FA figures reported by BBC Radio 5 Live revealed that there have been 330 assaults on referees by amateur footballers in England so far this season, an increase of 27% on last year.
The figures, taken at the end of February, show that the most serious assaults were down from eight last year to three so far this season, but incidents of causing or attempting to cause bodily harm were up from 47 to 53 over the same period.
Most frequent were common assaults, which went up from 205 incidents last year to 276 this year.
Common assault includes barging and pushing – the sort of behaviour that is often seen on a football pitch, but not usually towards referees.
Whilst the FA are “concerned” at the figures, they have been keen to point out that, with 35,000 matches happening in England every weekend, assaults of this nature are still extremely rare.
“I deplore any assault on a referee, but we’ve got to say that this isn’t the experience of most referees in this country,” said Dermot Collins, the FA’s Respect Manager.
“We surveyed 4,000 referees across 15,000 games this season and they mark their experiences as four out of five. Most referees have a great experience of the game.”
“When we launched the Respect programme two and half seasons ago we always acknowledged we were up against a pretty significant problem.
“We were looking to change some pretty well established and engrained poor behaviour and that’s what we’ve been doing.
Indeed, FA statistics published this January show a 29% increase in the number of male referees (26,889) and a 31% increase in the number of female referees (853) involved in the national game since the Respect programme was introduced in 2008.
Statistics also show that dissent cautions across the top four divisions of English football we were down by 9% in 2009-10 compared to the season before.
Whether that figure represents a true reduction in dissent or an increased level of tolerance from referees in the professional game is a point of debate.
Indeed, some observers believe that poor behaviour in the grassroots game will not be fully addressed while professional players and managers continue to set a bad example.
“I recognise that,” said Collins, “but we don’t see referees being chased around the car park at The Emirates or Old Trafford.
“The power of example in the professional game is very, very powerful, but when we talk about assaults on referees, that is not happening in the professional game.

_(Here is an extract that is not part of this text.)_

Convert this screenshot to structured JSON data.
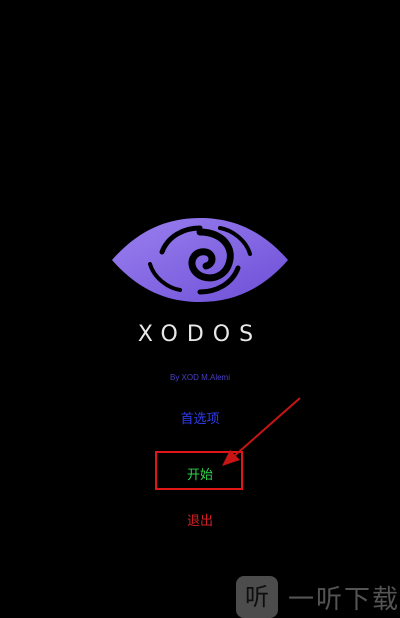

I think it’s one of those issues that grassroots football has got to look at.”
Premier League players shouting at referees may foster a culture of disrespect throughout football – while media hype and analysis around refereeing mistakes does little to help – but do those of us involved at the grassroots have a right to moan about the professional game unless we also do our part?
This is our game, so shouldn’t we all have a responsibility for our own behaviour and that of our team mates? Collins certainly believes so.

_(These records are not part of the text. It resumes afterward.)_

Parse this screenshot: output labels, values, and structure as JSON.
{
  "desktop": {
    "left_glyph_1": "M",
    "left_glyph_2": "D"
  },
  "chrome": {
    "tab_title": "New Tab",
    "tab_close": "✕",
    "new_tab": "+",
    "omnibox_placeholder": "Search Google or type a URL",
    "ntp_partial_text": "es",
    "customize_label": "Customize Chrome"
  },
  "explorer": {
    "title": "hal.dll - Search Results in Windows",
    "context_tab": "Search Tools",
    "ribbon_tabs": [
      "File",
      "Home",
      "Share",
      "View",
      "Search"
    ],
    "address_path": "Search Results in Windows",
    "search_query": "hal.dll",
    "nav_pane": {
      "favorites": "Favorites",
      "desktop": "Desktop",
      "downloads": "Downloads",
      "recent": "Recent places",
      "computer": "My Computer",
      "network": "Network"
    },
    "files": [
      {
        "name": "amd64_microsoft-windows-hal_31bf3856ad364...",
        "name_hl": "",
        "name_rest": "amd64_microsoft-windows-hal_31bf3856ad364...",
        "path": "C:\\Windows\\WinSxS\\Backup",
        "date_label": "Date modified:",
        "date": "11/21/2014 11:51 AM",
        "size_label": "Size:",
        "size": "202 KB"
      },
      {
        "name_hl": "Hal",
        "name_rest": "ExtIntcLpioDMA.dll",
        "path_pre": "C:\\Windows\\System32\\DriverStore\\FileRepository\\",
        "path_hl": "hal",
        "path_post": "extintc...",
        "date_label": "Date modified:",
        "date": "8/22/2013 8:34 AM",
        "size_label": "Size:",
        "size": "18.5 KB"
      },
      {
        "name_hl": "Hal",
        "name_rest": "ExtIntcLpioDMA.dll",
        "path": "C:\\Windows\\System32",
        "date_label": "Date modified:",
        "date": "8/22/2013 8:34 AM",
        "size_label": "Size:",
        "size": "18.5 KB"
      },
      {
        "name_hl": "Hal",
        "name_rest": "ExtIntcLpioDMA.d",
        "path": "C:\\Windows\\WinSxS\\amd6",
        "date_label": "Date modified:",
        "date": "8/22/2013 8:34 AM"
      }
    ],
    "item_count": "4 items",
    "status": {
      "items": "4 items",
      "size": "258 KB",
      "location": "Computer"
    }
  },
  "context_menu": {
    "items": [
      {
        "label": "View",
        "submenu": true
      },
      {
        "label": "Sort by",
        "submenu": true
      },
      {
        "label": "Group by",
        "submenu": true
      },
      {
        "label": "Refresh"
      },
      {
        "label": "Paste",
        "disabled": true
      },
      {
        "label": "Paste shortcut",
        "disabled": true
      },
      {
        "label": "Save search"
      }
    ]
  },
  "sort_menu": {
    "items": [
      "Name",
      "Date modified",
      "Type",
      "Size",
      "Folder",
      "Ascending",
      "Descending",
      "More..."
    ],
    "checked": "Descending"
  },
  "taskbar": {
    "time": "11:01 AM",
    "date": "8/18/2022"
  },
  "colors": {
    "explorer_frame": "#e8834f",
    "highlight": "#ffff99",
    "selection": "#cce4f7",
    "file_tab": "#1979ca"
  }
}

“I work for the FA but I’m also a coach, I’m a team captain, I’m a club chairman and, in all of those roles, I’ve got a chance to influence the way that people behave towards referees. That’s really what we’ve got to do throughout football.”
Have your say: just who is responsible for improving respect to refs?
What examples of good practice have you seen at grassroots level to help improve respect? What can we do ourselves to ensure that officials are treated correctly? And if someone at your football club pushed a referee how would they be dealt with by the club?
Is the issue of respect at grassroots level one for the grassroots game to address on its own? Or does the example of the professional game have a part to play?
Will poor behaviour ever be eradicated in the amateur game whilst it exists in the professional ranks? Rugby referees’ authority is never questioned, so why can’t football follow their example?
So many questions on a big issue for the grassroots game, so we want to hear from you. Tell us what you think in the comments section below.